The final book – The Bat – carries on in the same vein. The British carry the war to the Greeks, disarming the Second Brigade. Indeed, as one of the Greeks says Hitler or Churchill – not much to choose between them. The focus is still on Manos. We had met Lady Nancy Campbell in the previous book. She is separated from her husband, Sir Charles. She had gone to Cairo with her lover, Ron. Sadly, he is killed at El Alamein but she has a backup – Manos. Though we know where he is, neither Lady Nancy nor Major Peter (we never learn his surname) of British Intelligence, who is trying to track him down, know. Peter, who is aware of Lady Nancy’s attraction for Manos, tries to warn her off, telling her that the British attraction for the Greeks, based on British classical education, is flawed. Do not get yourself involved in Greek politics he tells her. Do not allow yourself to be carried away by your love of the classic, by the humanistic passion bred in us by our universities. He cites the example of Robbie Richards (who, by this time, is dead) as an example. She ignores him. Indeed, she gets more and more involved. The other key element of this book is Manos meeting his relatives. His mother was originally from Alexandria and his parents married there before moving to Athens. He tracks down obscure relatives and we learn the story of his family, how they came to Alexandria after the Chios earthquake. They also are involved in the Greek independence movement. Things get out of hand as the British behave even worse than they did before. A brief epilogue set in 1954 brings us sort of up to date.

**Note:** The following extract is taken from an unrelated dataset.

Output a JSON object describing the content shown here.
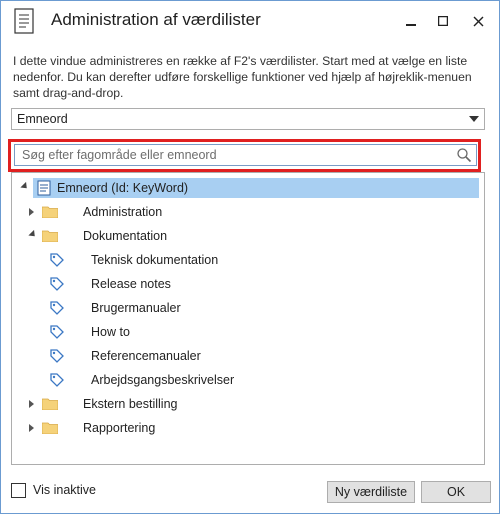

If you are not intimately familiar with the intricacies of Greek politics of the 1940s, you might find some of what is going in somewhat confusing but you can still enjoy this trilogy even if you are totally ignorant of the political situation, as most English-language readers will be. The key person is Manos, a humanist, a leftist but not a Communist. He faces the issues others have faced in similar situations. Do you support a group with which you have some sympathies but disagree on many points, when it is the only viable opposition to the real enemy? How you reconcile the fact you are essentially an artist and a thinker with the need for action? And where does your personal life come in? Do you abandon it or struggle to reconcile the two? There are no easy answers. Tsirkas tells his story well, even though we may struggle with the political machinations, in portraying the struggle for a nation, with a long history, to reinvent itself, in the face of not one but two external enemies (the Germans and the British) as well as many internal enemies. This book has pretty well disappeared from the list of modern novels to be read as has, sadly, pretty well all modern Greek literature with the exception of Kazantzakis, but I can certianly recommend this one, particularly if you enjoyed the Alexandria Quartet.

Publishing history

First published 1960-65 by Kedros, Athens
First English translation 1974 by Knopf